This was one of those fascinating books that is hard to put down but unfortunately leaves you frustrated. Arse-kicking ultraviolent terrorist supermodels is an interesting premise but this is really a book about chaos, reality perception, and fiding out who you are. The ending was disapointing and underwhelming and many complain about the violence and pornographic sex but this book is tame compared to Elllis' American Psycho.
Ellis took six years to write this and you can tell that from the tone and direction the book takes through its progress that Ellis himself changed during this period. I commend him for trying something (somewhat) new with this book becuase by the time I finished American Psycho, I was getting a little tired of his plotless formula. Victor Ward as a character is a little base to front a self discovery novel but it Ellis' wit and prose carries the book well enough.
Bottom Line: fans of Ellis should of course pick this up but again I think that Ellis books should be read in order. Those who have read all of his books will be inexplicably drawn to this one as I myself was. Wether Ellis sticks with his typical ambience piece or goes for another linear plot book is fine by me because I am just curious to see what he will do next.
People not familiar with Ellis' works should start with Less Than Zero.
I've enjoyed every one of Ellis' other books. While they have always had vapid characters, I always had the sense that their lack of a center had a purpose: namely, to convey Ellis' outrage at the decline of morality in our society. That sense was totally missing in Glamorama. Instead, I got the impression that Ellis was trying to mock the shallowness of popular culture. The only problem with that approach is (like U2 discovered on its most recent tour) that when an artist tries to make fun of this shallowness, they only expose their own role in perpetuating it.
This book is a major disappointment on all levels. The main character is incredibly unsympathetic. The plot is a mess. And, the writing is definitely below the level that Ellis can perform. To put it simply, having song lyrics as dialogue for the characters is not good writing; it's the writing of someone who thinks they're cleverer than what they are. One can only hope that Glamorama is a one-time stumble for a very talented author.

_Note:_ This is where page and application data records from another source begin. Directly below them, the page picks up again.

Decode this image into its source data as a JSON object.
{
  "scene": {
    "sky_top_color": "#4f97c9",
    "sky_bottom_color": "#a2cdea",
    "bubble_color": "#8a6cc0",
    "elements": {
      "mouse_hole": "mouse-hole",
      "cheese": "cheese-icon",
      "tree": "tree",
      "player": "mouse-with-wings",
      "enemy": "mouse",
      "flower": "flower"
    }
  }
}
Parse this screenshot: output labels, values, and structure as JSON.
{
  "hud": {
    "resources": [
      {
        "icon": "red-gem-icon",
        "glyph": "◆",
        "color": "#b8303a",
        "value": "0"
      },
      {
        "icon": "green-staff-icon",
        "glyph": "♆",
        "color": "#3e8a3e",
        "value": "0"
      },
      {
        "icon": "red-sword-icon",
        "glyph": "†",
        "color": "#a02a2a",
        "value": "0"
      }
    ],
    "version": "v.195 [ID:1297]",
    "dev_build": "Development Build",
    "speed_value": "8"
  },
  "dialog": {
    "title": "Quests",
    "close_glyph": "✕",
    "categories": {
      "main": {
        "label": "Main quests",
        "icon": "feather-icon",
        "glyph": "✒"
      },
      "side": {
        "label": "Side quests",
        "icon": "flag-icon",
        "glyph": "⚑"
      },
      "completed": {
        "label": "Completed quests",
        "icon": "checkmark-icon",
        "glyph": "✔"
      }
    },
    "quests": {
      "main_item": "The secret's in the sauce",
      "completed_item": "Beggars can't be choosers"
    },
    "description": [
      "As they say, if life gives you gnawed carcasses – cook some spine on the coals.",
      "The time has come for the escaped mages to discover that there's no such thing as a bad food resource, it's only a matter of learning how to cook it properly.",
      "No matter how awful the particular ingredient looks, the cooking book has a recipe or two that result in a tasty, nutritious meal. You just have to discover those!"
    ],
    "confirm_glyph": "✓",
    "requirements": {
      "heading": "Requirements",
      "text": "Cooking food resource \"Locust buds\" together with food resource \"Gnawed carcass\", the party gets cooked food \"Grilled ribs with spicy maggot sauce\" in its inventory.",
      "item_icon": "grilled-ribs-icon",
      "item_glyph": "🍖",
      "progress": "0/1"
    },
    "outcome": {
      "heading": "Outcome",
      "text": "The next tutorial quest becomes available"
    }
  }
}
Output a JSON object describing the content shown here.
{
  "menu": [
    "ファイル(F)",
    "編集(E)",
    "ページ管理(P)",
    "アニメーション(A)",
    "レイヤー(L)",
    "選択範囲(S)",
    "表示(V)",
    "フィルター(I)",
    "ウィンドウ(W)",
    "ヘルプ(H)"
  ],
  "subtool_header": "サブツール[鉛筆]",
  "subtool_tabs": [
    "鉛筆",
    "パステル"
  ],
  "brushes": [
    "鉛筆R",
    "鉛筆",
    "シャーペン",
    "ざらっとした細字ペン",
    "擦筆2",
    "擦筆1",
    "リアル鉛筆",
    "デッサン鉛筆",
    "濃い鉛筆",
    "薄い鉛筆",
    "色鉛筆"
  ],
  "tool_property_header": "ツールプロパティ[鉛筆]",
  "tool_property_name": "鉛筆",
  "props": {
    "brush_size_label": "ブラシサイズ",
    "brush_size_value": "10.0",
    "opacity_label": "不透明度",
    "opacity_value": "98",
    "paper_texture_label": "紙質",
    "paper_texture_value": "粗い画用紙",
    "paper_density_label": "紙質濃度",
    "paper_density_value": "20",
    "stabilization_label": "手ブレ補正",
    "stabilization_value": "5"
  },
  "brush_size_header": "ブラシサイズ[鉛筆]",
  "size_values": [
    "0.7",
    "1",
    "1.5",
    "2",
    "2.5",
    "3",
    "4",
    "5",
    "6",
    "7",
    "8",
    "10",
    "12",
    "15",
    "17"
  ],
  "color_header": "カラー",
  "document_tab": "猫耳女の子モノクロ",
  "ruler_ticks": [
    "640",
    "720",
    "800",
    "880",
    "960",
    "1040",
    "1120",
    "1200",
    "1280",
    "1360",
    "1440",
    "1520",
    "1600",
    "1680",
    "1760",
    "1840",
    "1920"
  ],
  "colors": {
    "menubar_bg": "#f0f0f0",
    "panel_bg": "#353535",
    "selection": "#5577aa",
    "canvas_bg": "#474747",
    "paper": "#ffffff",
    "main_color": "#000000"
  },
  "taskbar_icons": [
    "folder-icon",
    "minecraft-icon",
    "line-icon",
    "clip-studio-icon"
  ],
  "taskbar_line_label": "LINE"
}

This book is non-linear and meandering, and the constant name-dropping and brand flashing should be annoying, but it isn't. It's like American Psycho on drugs, and there is something almost musical about the run on sentences and the main characters confusion. It's like a violent rave. Not recommended for anyone who hasn't enjoyed Ellis's previous works. It's insanely violent... if you hadn't already guessed that, this might not be the book for you.
I enjoyed reading this and was sucked in, but I found the ending confusing. The main character was replaced by a double so convincing that even his sister could not tell, which I found hard to believe (even with normal novelistic suspension of disbelief). Someone could achieve the look, perhaps, but not the voice, mannerisms, or shared history. But maybe I wasn't supposed to take it all so literally.
This is an excellent example of the stereotypical world that we live in. Specifically that of the late 1990's, and the celebrity culture that we as a society have come to exist within.

I had to read this for a college course on Modern American Fiction.
It was an excellent read, and I would like to sit and read through it agian, without having to take notes and examine the text, and read it as it was meant to be, as a novel for enjoyment, and as a comtemporary commentary on our society.